What you are asked to do: Reproduce all entries precisely, down to the last character.

Records contained in a dataset:
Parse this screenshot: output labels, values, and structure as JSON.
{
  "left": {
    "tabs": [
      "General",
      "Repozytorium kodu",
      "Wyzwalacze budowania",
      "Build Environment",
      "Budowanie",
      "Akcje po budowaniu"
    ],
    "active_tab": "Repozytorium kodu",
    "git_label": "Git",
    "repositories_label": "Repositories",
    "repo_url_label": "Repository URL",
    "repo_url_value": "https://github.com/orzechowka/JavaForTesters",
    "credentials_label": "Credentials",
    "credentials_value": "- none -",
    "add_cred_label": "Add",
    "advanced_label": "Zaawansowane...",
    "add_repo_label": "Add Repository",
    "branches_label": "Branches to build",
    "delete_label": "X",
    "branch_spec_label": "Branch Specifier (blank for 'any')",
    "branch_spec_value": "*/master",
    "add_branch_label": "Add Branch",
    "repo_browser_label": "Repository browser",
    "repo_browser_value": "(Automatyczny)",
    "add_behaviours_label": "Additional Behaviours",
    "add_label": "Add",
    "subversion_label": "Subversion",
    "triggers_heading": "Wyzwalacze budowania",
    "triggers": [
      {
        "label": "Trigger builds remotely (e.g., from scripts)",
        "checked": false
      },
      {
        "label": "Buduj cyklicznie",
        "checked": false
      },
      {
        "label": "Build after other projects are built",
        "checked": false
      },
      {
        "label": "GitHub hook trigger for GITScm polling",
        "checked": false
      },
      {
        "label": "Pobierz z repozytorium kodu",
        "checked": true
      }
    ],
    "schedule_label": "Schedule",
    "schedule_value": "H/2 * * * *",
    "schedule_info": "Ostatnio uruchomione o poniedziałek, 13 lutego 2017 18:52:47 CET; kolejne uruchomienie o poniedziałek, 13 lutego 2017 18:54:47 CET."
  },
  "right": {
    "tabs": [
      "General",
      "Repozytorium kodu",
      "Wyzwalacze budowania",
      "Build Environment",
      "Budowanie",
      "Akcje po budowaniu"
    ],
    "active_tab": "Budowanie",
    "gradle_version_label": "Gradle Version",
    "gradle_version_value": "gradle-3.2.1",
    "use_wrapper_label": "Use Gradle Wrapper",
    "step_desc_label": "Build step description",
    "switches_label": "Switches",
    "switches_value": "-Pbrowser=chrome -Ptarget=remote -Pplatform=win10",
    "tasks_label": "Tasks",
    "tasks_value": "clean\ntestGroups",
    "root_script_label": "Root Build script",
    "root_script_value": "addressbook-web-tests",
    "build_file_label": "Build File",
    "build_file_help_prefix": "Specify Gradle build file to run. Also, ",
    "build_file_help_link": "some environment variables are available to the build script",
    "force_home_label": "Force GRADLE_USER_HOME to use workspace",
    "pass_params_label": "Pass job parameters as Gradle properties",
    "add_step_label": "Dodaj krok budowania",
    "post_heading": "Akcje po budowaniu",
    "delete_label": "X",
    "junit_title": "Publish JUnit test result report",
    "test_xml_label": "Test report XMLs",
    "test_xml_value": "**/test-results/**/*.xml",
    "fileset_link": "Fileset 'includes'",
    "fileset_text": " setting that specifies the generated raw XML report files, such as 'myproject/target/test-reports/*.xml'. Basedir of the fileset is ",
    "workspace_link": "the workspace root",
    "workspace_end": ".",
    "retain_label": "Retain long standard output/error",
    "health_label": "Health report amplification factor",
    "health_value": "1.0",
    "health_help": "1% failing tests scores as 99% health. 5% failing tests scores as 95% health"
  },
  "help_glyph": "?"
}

Solved problem:
Parse this screenshot: output labels, values, and structure as JSON.
{
  "left": {
    "tabs": [
      "General",
      "Repozytorium kodu",
      "Wyzwalacze budowania",
      "Build Environment",
      "Budowanie",
      "Akcje po budowaniu"
    ],
    "active_tab": "Repozytorium kodu",
    "git_label": "Git",
    "repositories_label": "Repositories",
    "repo_url_label": "Repository URL",
    "repo_url_value": "https://github.com/orzechowka/JavaForTesters",
    "credentials_label": "Credentials",
    "credentials_value": "- none -",
    "add_cred_label": "Add",
    "advanced_label": "Zaawansowane...",
    "add_repo_label": "Add Repository",
    "branches_label": "Branches to build",
    "delete_label": "X",
    "branch_spec_label": "Branch Specifier (blank for 'any')",
    "branch_spec_value": "*/master",
    "add_branch_label": "Add Branch",
    "repo_browser_label": "Repository browser",
    "repo_browser_value": "(Automatyczny)",
    "add_behaviours_label": "Additional Behaviours",
    "add_label": "Add",
    "subversion_label": "Subversion",
    "triggers_heading": "Wyzwalacze budowania",
    "triggers": [
      {
        "label": "Trigger builds remotely (e.g., from scripts)",
        "checked": false
      },
      {
        "label": "Buduj cyklicznie",
        "checked": false
      },
      {
        "label": "Build after other projects are built",
        "checked": false
      },
      {
        "label": "GitHub hook trigger for GITScm polling",
        "checked": false
      },
      {
        "label": "Pobierz z repozytorium kodu",
        "checked": true
      }
    ],
    "schedule_label": "Schedule",
    "schedule_value": "H/2 * * * *",
    "schedule_info": "Ostatnio uruchomione o poniedziałek, 13 lutego 2017 18:52:47 CET; kolejne uruchomienie o poniedziałek, 13 lutego 2017 18:54:47 CET."
  },
  "right": {
    "tabs": [
      "General",
      "Repozytorium kodu",
      "Wyzwalacze budowania",
      "Build Environment",
      "Budowanie",
      "Akcje po budowaniu"
    ],
    "active_tab": "Budowanie",
    "gradle_version_label": "Gradle Version",
    "gradle_version_value": "gradle-3.2.1",
    "use_wrapper_label": "Use Gradle Wrapper",
    "step_desc_label": "Build step description",
    "switches_label": "Switches",
    "switches_value": "-Pbrowser=chrome -Ptarget=remote -Pplatform=win10",
    "tasks_label": "Tasks",
    "tasks_value": "clean\ntestGroups",
    "root_script_label": "Root Build script",
    "root_script_value": "addressbook-web-tests",
    "build_file_label": "Build File",
    "build_file_help_prefix": "Specify Gradle build file to run. Also, ",
    "build_file_help_link": "some environment variables are available to the build script",
    "force_home_label": "Force GRADLE_USER_HOME to use workspace",
    "pass_params_label": "Pass job parameters as Gradle properties",
    "add_step_label": "Dodaj krok budowania",
    "post_heading": "Akcje po budowaniu",
    "delete_label": "X",
    "junit_title": "Publish JUnit test result report",
    "test_xml_label": "Test report XMLs",
    "test_xml_value": "**/test-results/**/*.xml",
    "fileset_link": "Fileset 'includes'",
    "fileset_text": " setting that specifies the generated raw XML report files, such as 'myproject/target/test-reports/*.xml'. Basedir of the fileset is ",
    "workspace_link": "the workspace root",
    "workspace_end": ".",
    "retain_label": "Retain long standard output/error",
    "health_label": "Health report amplification factor",
    "health_value": "1.0",
    "health_help": "1% failing tests scores as 99% health. 5% failing tests scores as 95% health"
  },
  "help_glyph": "?"
}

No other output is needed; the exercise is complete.